The tense stand-off is dominating the country’s politics and airwaves. Rebel soldiers have just a few hours before the deadline for retreat expires at midnight local time (22:00 GMT) – but so far there’s no sign that M23 is planning to give up territory.
An Al Jazeera crew travelling with the rebels says they’re continuing their patrols around Goma – the capital of North Kivu province.
Bishop Jean-Marie Runiga Lugerero, political leader of M23, said that a pullout from Goma could not be a precondition for talks with the government.
Al Jazeera’s Nazanine Moshiri, reporting from Goma, said that the M23 spokesman told her that withdrawing from Goma was not an issue.
“He said it was an issue for many regional powers, and also for the United Nations and the US who have called for the M23 to withdraw,” our correspondent said.

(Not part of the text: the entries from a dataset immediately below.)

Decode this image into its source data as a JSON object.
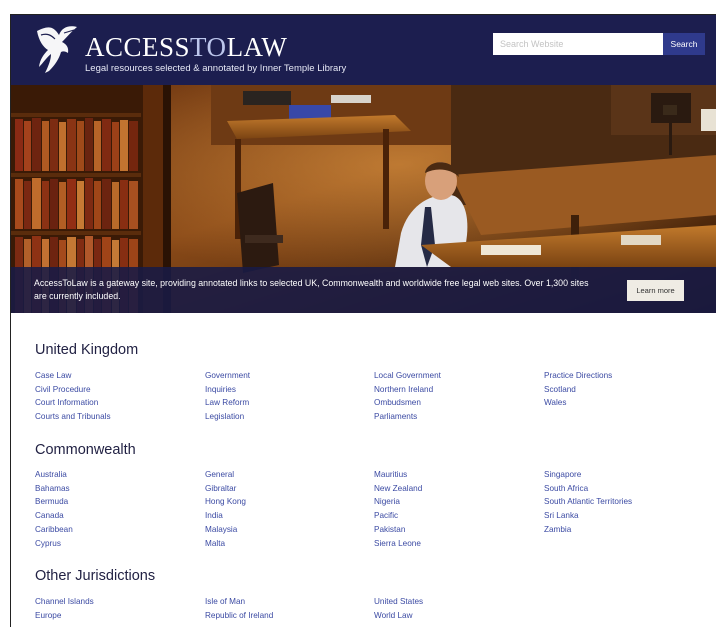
{
  "header": {
    "logo_brand_1": "ACCESS",
    "logo_brand_2": "TO",
    "logo_brand_3": "LAW",
    "tagline": "Legal resources selected & annotated by Inner Temple Library",
    "search_placeholder": "Search Website",
    "search_button_label": "Search",
    "logo_icon": "pegasus-icon"
  },
  "hero": {
    "text": "AccessToLaw is a gateway site, providing annotated links to selected UK, Commonwealth and worldwide free legal web sites. Over 1,300 sites are currently included.",
    "learn_more_label": "Learn more"
  },
  "colors": {
    "header_bg": "#1c1e4f",
    "link": "#3b4aa3",
    "search_button": "#2f3a8c"
  },
  "sections": [
    {
      "title": "United Kingdom",
      "columns": [
        [
          "Case Law",
          "Civil Procedure",
          "Court Information",
          "Courts and Tribunals"
        ],
        [
          "Government",
          "Inquiries",
          "Law Reform",
          "Legislation"
        ],
        [
          "Local Government",
          "Northern Ireland",
          "Ombudsmen",
          "Parliaments"
        ],
        [
          "Practice Directions",
          "Scotland",
          "Wales"
        ]
      ]
    },
    {
      "title": "Commonwealth",
      "columns": [
        [
          "Australia",
          "Bahamas",
          "Bermuda",
          "Canada",
          "Caribbean",
          "Cyprus"
        ],
        [
          "General",
          "Gibraltar",
          "Hong Kong",
          "India",
          "Malaysia",
          "Malta"
        ],
        [
          "Mauritius",
          "New Zealand",
          "Nigeria",
          "Pacific",
          "Pakistan",
          "Sierra Leone"
        ],
        [
          "Singapore",
          "South Africa",
          "South Atlantic Territories",
          "Sri Lanka",
          "Zambia"
        ]
      ]
    },
    {
      "title": "Other Jurisdictions",
      "columns": [
        [
          "Channel Islands",
          "Europe"
        ],
        [
          "Isle of Man",
          "Republic of Ireland"
        ],
        [
          "United States",
          "World Law"
        ]
      ]
    }
  ]
}
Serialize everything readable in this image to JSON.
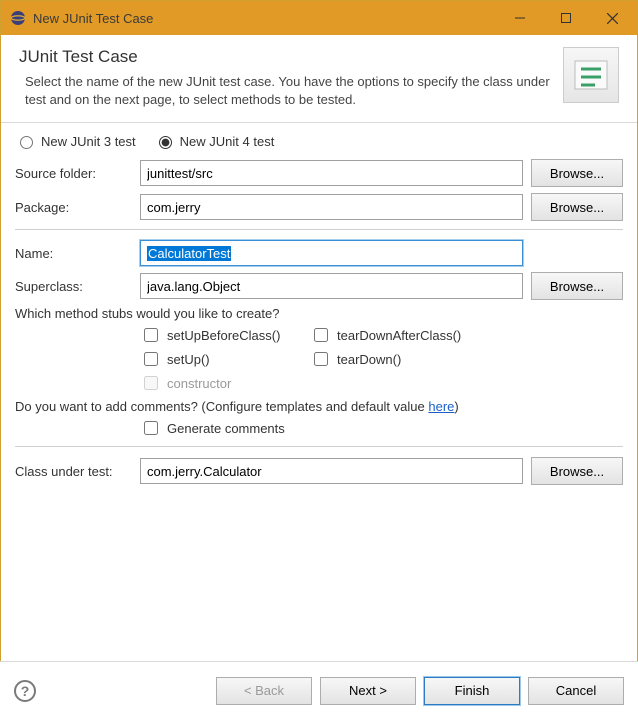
{
  "window": {
    "title": "New JUnit Test Case"
  },
  "banner": {
    "title": "JUnit Test Case",
    "description": "Select the name of the new JUnit test case. You have the options to specify the class under test and on the next page, to select methods to be tested."
  },
  "radios": {
    "junit3": "New JUnit 3 test",
    "junit4": "New JUnit 4 test",
    "selected": "junit4"
  },
  "fields": {
    "source_folder_label": "Source folder:",
    "source_folder_value": "junittest/src",
    "package_label": "Package:",
    "package_value": "com.jerry",
    "name_label": "Name:",
    "name_value": "CalculatorTest",
    "superclass_label": "Superclass:",
    "superclass_value": "java.lang.Object",
    "class_under_test_label": "Class under test:",
    "class_under_test_value": "com.jerry.Calculator"
  },
  "buttons": {
    "browse": "Browse...",
    "back": "< Back",
    "next": "Next >",
    "finish": "Finish",
    "cancel": "Cancel"
  },
  "stubs": {
    "question": "Which method stubs would you like to create?",
    "setUpBeforeClass": "setUpBeforeClass()",
    "tearDownAfterClass": "tearDownAfterClass()",
    "setUp": "setUp()",
    "tearDown": "tearDown()",
    "constructor": "constructor"
  },
  "comments": {
    "question_prefix": "Do you want to add comments? (Configure templates and default value ",
    "link": "here",
    "question_suffix": ")",
    "generate": "Generate comments"
  }
}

|M23 spokesperson talks to Al Jazeera|
“It does seem how there is an uneasy stalemate between these two sides. We have the Congolese army amassing in Monova, and we have the M23 saying they’re going to stay here in Goma.”
The Ugandan military said it could not immediately confirm Makenga’s visit but that it was probable since Uganda’s chief of defence forces, Aronda Nyakayirima, was apparently co-ordinating M23’s withdrawal.
“I am not aware of his arrival but I wouldn’t be surprised if he were here because meetings have been going on and since Aronda has been tasked to co-ordinate the withdrawal [from Goma], he would need to talk to him [Makenga],” Felix Kulayigye, military spokesperson, said.
A diplomat said the African Union was due to hold a Peace and Security Council meeting later on Monday to discuss the crisis.
The M23 was launched by former fighters from the Tutsi ethnic group, the minority group that inhabits both Rwanda and DR Congo and to which Kagame belongs.
The rebels were integrated into the military under a March 23, 2009, peace deal from which their name is derived. The mutineers say the terms of that deal were never fully implemented.
The fighting has created a humanitarian crisis, forcing tens of thousands of people to flee, amid persistent reports that the M23 rebels have carried out atrocities against local people.